DIRECTIONS:
Search the listing below for the word "wangwenjun", and copy every line in which it turns up.

==============================

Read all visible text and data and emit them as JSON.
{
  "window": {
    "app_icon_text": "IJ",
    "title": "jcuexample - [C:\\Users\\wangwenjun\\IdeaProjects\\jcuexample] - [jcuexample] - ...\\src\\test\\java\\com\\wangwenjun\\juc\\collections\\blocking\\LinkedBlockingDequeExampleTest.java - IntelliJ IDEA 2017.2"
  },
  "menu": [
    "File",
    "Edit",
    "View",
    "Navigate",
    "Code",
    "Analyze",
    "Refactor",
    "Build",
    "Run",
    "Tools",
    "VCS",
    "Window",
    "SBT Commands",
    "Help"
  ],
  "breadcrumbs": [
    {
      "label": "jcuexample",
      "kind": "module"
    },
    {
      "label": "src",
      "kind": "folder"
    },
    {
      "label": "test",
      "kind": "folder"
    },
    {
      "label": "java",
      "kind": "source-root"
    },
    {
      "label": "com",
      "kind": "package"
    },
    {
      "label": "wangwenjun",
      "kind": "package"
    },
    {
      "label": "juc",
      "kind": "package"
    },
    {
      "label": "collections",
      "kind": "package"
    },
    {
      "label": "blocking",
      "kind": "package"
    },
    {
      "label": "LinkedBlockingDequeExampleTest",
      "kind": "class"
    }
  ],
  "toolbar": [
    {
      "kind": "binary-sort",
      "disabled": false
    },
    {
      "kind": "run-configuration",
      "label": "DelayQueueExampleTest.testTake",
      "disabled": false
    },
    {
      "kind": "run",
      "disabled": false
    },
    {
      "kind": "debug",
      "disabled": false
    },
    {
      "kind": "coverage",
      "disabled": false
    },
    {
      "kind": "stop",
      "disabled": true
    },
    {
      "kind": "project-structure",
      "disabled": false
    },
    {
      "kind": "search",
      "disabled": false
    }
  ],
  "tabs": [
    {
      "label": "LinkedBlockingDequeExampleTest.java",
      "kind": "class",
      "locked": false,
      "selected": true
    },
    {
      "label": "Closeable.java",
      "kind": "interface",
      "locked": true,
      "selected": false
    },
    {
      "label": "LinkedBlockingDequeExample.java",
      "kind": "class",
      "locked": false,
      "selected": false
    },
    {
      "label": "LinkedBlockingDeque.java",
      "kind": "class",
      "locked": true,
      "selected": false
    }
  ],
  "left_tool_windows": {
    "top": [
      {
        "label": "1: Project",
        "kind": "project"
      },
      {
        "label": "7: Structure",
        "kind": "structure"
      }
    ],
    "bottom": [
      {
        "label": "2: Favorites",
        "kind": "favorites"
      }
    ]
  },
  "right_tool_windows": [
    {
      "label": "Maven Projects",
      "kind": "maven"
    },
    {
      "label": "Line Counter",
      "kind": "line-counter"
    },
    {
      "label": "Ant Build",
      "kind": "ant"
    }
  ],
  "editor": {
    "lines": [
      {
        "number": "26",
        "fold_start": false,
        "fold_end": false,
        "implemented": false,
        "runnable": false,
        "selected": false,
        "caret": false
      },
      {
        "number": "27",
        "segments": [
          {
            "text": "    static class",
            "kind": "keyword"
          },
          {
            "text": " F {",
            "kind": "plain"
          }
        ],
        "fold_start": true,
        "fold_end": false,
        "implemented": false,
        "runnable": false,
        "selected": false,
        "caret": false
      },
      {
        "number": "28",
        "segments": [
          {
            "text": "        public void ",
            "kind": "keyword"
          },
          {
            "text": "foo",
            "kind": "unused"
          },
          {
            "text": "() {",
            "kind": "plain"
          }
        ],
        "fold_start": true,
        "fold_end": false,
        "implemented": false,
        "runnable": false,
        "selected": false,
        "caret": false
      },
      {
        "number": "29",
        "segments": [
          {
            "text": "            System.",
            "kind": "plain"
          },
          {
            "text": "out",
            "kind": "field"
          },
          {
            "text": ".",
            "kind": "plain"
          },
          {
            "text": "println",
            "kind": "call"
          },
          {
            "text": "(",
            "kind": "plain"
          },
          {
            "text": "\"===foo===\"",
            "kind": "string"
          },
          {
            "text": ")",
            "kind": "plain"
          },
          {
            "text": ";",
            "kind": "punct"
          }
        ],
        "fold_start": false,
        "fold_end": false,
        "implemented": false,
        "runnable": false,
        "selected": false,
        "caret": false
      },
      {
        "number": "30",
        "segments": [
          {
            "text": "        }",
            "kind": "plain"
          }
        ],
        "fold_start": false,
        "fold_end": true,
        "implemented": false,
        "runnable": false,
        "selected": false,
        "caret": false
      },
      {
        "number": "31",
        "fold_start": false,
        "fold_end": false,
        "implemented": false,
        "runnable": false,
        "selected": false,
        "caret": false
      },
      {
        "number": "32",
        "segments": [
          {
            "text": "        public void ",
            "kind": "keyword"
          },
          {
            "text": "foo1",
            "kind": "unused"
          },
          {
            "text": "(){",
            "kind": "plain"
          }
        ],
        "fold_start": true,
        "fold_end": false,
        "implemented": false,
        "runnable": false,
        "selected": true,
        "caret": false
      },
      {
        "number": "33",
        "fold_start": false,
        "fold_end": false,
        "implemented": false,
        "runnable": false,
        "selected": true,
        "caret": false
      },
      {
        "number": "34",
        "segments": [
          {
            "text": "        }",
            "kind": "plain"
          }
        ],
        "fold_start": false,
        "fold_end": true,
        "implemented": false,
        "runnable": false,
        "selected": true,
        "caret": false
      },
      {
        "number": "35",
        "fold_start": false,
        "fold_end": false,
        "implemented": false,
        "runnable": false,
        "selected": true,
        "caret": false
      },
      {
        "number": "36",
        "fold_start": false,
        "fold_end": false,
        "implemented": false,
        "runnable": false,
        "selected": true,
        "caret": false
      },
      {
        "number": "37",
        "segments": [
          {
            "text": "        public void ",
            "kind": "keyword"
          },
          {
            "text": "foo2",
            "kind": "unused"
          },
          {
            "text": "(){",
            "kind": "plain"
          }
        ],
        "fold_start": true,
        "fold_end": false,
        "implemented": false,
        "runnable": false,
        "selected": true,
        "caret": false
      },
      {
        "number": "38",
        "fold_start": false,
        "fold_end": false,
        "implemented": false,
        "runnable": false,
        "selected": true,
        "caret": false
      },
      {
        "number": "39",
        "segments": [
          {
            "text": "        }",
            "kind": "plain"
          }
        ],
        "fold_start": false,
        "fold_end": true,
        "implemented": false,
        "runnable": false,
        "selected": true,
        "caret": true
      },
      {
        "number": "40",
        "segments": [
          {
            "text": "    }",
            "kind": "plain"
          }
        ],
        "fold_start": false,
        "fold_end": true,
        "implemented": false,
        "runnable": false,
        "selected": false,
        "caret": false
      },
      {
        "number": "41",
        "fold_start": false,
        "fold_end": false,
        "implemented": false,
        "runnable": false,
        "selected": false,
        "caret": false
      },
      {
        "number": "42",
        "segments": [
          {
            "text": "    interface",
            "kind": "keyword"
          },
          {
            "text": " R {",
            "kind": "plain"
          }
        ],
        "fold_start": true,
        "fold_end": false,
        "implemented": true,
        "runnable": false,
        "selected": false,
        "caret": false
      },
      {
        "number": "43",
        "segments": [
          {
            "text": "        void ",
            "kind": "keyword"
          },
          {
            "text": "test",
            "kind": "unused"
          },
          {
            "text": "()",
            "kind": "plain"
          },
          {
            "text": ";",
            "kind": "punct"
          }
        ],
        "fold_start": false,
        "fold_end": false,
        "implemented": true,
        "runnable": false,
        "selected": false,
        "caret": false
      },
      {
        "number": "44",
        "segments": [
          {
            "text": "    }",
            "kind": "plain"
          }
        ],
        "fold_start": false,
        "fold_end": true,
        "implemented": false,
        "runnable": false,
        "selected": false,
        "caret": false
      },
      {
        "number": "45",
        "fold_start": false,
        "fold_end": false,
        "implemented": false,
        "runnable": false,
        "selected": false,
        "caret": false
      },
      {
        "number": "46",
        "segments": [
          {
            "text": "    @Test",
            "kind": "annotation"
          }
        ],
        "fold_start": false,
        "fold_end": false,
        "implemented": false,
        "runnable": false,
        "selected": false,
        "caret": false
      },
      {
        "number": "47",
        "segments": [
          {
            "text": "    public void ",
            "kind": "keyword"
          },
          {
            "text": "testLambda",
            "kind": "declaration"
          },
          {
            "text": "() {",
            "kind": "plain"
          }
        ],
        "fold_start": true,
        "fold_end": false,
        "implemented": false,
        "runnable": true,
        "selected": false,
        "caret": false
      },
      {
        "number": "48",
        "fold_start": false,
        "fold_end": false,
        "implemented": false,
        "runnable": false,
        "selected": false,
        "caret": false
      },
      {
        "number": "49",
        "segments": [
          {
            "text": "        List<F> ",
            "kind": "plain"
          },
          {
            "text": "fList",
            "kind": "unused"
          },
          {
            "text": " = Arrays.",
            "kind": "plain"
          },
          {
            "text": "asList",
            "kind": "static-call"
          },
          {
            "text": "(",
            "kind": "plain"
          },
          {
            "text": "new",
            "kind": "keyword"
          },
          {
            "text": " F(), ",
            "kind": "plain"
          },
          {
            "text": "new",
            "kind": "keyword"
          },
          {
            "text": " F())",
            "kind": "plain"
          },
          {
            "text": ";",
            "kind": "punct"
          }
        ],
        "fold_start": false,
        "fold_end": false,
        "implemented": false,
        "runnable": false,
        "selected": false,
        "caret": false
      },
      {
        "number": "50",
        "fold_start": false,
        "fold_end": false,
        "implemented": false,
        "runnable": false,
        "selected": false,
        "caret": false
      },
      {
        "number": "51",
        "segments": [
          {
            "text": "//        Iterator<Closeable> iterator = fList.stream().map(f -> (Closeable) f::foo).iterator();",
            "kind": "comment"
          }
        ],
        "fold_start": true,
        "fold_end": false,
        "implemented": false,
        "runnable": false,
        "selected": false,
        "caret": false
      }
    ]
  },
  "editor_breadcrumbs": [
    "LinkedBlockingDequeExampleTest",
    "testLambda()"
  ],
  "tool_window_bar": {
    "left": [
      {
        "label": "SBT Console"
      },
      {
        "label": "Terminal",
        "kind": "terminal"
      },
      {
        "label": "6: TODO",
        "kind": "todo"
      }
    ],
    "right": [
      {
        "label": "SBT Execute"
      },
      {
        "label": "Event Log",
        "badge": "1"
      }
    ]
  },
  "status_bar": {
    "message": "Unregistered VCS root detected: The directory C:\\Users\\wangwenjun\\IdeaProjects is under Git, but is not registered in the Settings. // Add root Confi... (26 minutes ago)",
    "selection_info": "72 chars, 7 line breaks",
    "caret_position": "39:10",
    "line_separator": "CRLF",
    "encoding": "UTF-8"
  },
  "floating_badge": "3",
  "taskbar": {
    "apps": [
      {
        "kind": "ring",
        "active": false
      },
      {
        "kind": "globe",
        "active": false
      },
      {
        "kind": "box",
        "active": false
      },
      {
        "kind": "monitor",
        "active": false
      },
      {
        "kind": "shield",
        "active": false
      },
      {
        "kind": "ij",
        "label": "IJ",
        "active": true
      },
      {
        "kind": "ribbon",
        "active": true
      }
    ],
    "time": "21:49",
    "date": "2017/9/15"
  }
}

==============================

RESULT FOR THIS TASK:
    "title": "jcuexample - [C:\\Users\\wangwenjun\\IdeaProjects\\jcuexample] - [jcuexample] - ...\\src\\test\\java\\com\\wangwenjun\\juc\\collections\\blocking\\LinkedBlockingDequeExampleTest.java - IntelliJ IDEA 2017.2"
      "label": "wangwenjun",
    "message": "Unregistered VCS root detected: The directory C:\\Users\\wangwenjun\\IdeaProjects is under Git, but is not registered in the Settings. // Add root Confi... (26 minutes ago)",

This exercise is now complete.